The Nov. 13 district court ruling is the last major hurdle facing the North Fork Tribe, who have been going through this process for over a dozen years. They do have one more case pending in a Washington, D.C. court, however, wherein the Chukchansi Tribe and Stand Up California! are asking the court to set aside the 2011 decision by the Secretary of Interior to take the 305-acre parcel into trust.
“We have a lot of preliminary work to do while waiting for that decision out of Washington, D.C.,” says McGovran who is cautiously optimistic that they will receive a favorable ruling, and expects a decision by the end of January. However, she has learned through past experience that “you just never know.” In the meantime, the Tribe continues talks with local, County and State officials, and work on administrative details.
In the original compact with the State, the Mono Tribe had agreed to share profits with the Picayune Rancheria of Chukchansi Indians until 2020, in order to mitigate any adverse affects to the bottom line at the Chukchansi Gold Resort and Casino in Coarsegold. However, that obligation would be null and void if the Chukchansi pursued any legal action to stop the Mono from building their casino. The Chukchansi filed suit to do just that, so the issue of profit sharing is now off the table, along with those payments estimated at $3 to $5 million a year.
The Tribe is partnering with Station Casino, and initially planned for the project to include a hotel.

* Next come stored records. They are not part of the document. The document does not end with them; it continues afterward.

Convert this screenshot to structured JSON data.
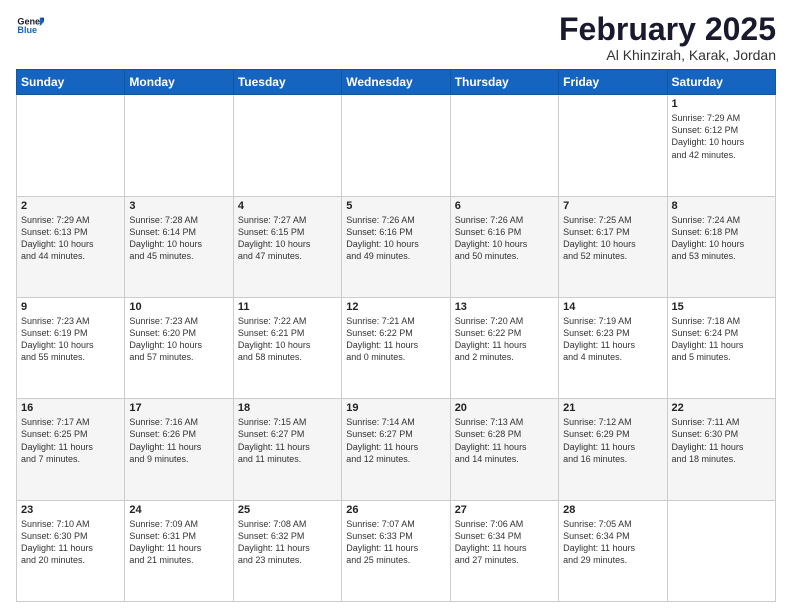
{
  "header": {
    "logo_line1": "General",
    "logo_line2": "Blue",
    "title": "February 2025",
    "subtitle": "Al Khinzirah, Karak, Jordan"
  },
  "weekdays": [
    "Sunday",
    "Monday",
    "Tuesday",
    "Wednesday",
    "Thursday",
    "Friday",
    "Saturday"
  ],
  "weeks": [
    [
      {
        "day": "",
        "info": ""
      },
      {
        "day": "",
        "info": ""
      },
      {
        "day": "",
        "info": ""
      },
      {
        "day": "",
        "info": ""
      },
      {
        "day": "",
        "info": ""
      },
      {
        "day": "",
        "info": ""
      },
      {
        "day": "1",
        "info": "Sunrise: 7:29 AM\nSunset: 6:12 PM\nDaylight: 10 hours\nand 42 minutes."
      }
    ],
    [
      {
        "day": "2",
        "info": "Sunrise: 7:29 AM\nSunset: 6:13 PM\nDaylight: 10 hours\nand 44 minutes."
      },
      {
        "day": "3",
        "info": "Sunrise: 7:28 AM\nSunset: 6:14 PM\nDaylight: 10 hours\nand 45 minutes."
      },
      {
        "day": "4",
        "info": "Sunrise: 7:27 AM\nSunset: 6:15 PM\nDaylight: 10 hours\nand 47 minutes."
      },
      {
        "day": "5",
        "info": "Sunrise: 7:26 AM\nSunset: 6:16 PM\nDaylight: 10 hours\nand 49 minutes."
      },
      {
        "day": "6",
        "info": "Sunrise: 7:26 AM\nSunset: 6:16 PM\nDaylight: 10 hours\nand 50 minutes."
      },
      {
        "day": "7",
        "info": "Sunrise: 7:25 AM\nSunset: 6:17 PM\nDaylight: 10 hours\nand 52 minutes."
      },
      {
        "day": "8",
        "info": "Sunrise: 7:24 AM\nSunset: 6:18 PM\nDaylight: 10 hours\nand 53 minutes."
      }
    ],
    [
      {
        "day": "9",
        "info": "Sunrise: 7:23 AM\nSunset: 6:19 PM\nDaylight: 10 hours\nand 55 minutes."
      },
      {
        "day": "10",
        "info": "Sunrise: 7:23 AM\nSunset: 6:20 PM\nDaylight: 10 hours\nand 57 minutes."
      },
      {
        "day": "11",
        "info": "Sunrise: 7:22 AM\nSunset: 6:21 PM\nDaylight: 10 hours\nand 58 minutes."
      },
      {
        "day": "12",
        "info": "Sunrise: 7:21 AM\nSunset: 6:22 PM\nDaylight: 11 hours\nand 0 minutes."
      },
      {
        "day": "13",
        "info": "Sunrise: 7:20 AM\nSunset: 6:22 PM\nDaylight: 11 hours\nand 2 minutes."
      },
      {
        "day": "14",
        "info": "Sunrise: 7:19 AM\nSunset: 6:23 PM\nDaylight: 11 hours\nand 4 minutes."
      },
      {
        "day": "15",
        "info": "Sunrise: 7:18 AM\nSunset: 6:24 PM\nDaylight: 11 hours\nand 5 minutes."
      }
    ],
    [
      {
        "day": "16",
        "info": "Sunrise: 7:17 AM\nSunset: 6:25 PM\nDaylight: 11 hours\nand 7 minutes."
      },
      {
        "day": "17",
        "info": "Sunrise: 7:16 AM\nSunset: 6:26 PM\nDaylight: 11 hours\nand 9 minutes."
      },
      {
        "day": "18",
        "info": "Sunrise: 7:15 AM\nSunset: 6:27 PM\nDaylight: 11 hours\nand 11 minutes."
      },
      {
        "day": "19",
        "info": "Sunrise: 7:14 AM\nSunset: 6:27 PM\nDaylight: 11 hours\nand 12 minutes."
      },
      {
        "day": "20",
        "info": "Sunrise: 7:13 AM\nSunset: 6:28 PM\nDaylight: 11 hours\nand 14 minutes."
      },
      {
        "day": "21",
        "info": "Sunrise: 7:12 AM\nSunset: 6:29 PM\nDaylight: 11 hours\nand 16 minutes."
      },
      {
        "day": "22",
        "info": "Sunrise: 7:11 AM\nSunset: 6:30 PM\nDaylight: 11 hours\nand 18 minutes."
      }
    ],
    [
      {
        "day": "23",
        "info": "Sunrise: 7:10 AM\nSunset: 6:30 PM\nDaylight: 11 hours\nand 20 minutes."
      },
      {
        "day": "24",
        "info": "Sunrise: 7:09 AM\nSunset: 6:31 PM\nDaylight: 11 hours\nand 21 minutes."
      },
      {
        "day": "25",
        "info": "Sunrise: 7:08 AM\nSunset: 6:32 PM\nDaylight: 11 hours\nand 23 minutes."
      },
      {
        "day": "26",
        "info": "Sunrise: 7:07 AM\nSunset: 6:33 PM\nDaylight: 11 hours\nand 25 minutes."
      },
      {
        "day": "27",
        "info": "Sunrise: 7:06 AM\nSunset: 6:34 PM\nDaylight: 11 hours\nand 27 minutes."
      },
      {
        "day": "28",
        "info": "Sunrise: 7:05 AM\nSunset: 6:34 PM\nDaylight: 11 hours\nand 29 minutes."
      },
      {
        "day": "",
        "info": ""
      }
    ]
  ]
}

“We’re going to have to start with a scaled-down facility and phase up from there,” says McGovran. “What we were talking about 12 or 13 years ago is going to cost a lot more to build now.”
Starting with a gaming floor, a food court and restaurants, the casino is expected to provide 900 to 1,000 jobs when it opens. After a look at demographics and performance of the business, they will evaluate how to proceed with the build-out. McGovran says they will likely top out at around 1,500 jobs. The initial construction phase is expected to create jobs for about 750 workers.
“It’s a different day for us right now,” says McGovran. “We’ve had to spend the last 13 years in litigation, and have big bills to pay that we never anticipation. A lot of grandiose ideas we had we may not be able to do right off the bat, but we’ll eventually get to it.”
McGovran says the Tribe is negotiating payments to the City of Madera and the County to mitigate the impact of the casino and contribute financially to the services required.
“We want everybody to understand that North Fork Rancheria is committed to being good partners,” she says. “We have full intentions of honoring everything we anticipated doing with this project, including any obligations concerning the impact that the casino will have on the community.”
She also says the meetings with local officials have been encouraging and productive.
“The Board of Supervisors and the City understand that this will create a lot of jobs. Our talks will be good talks, we will be responsible partners, and through our negotiations, we’ll agree on something we can all live with.”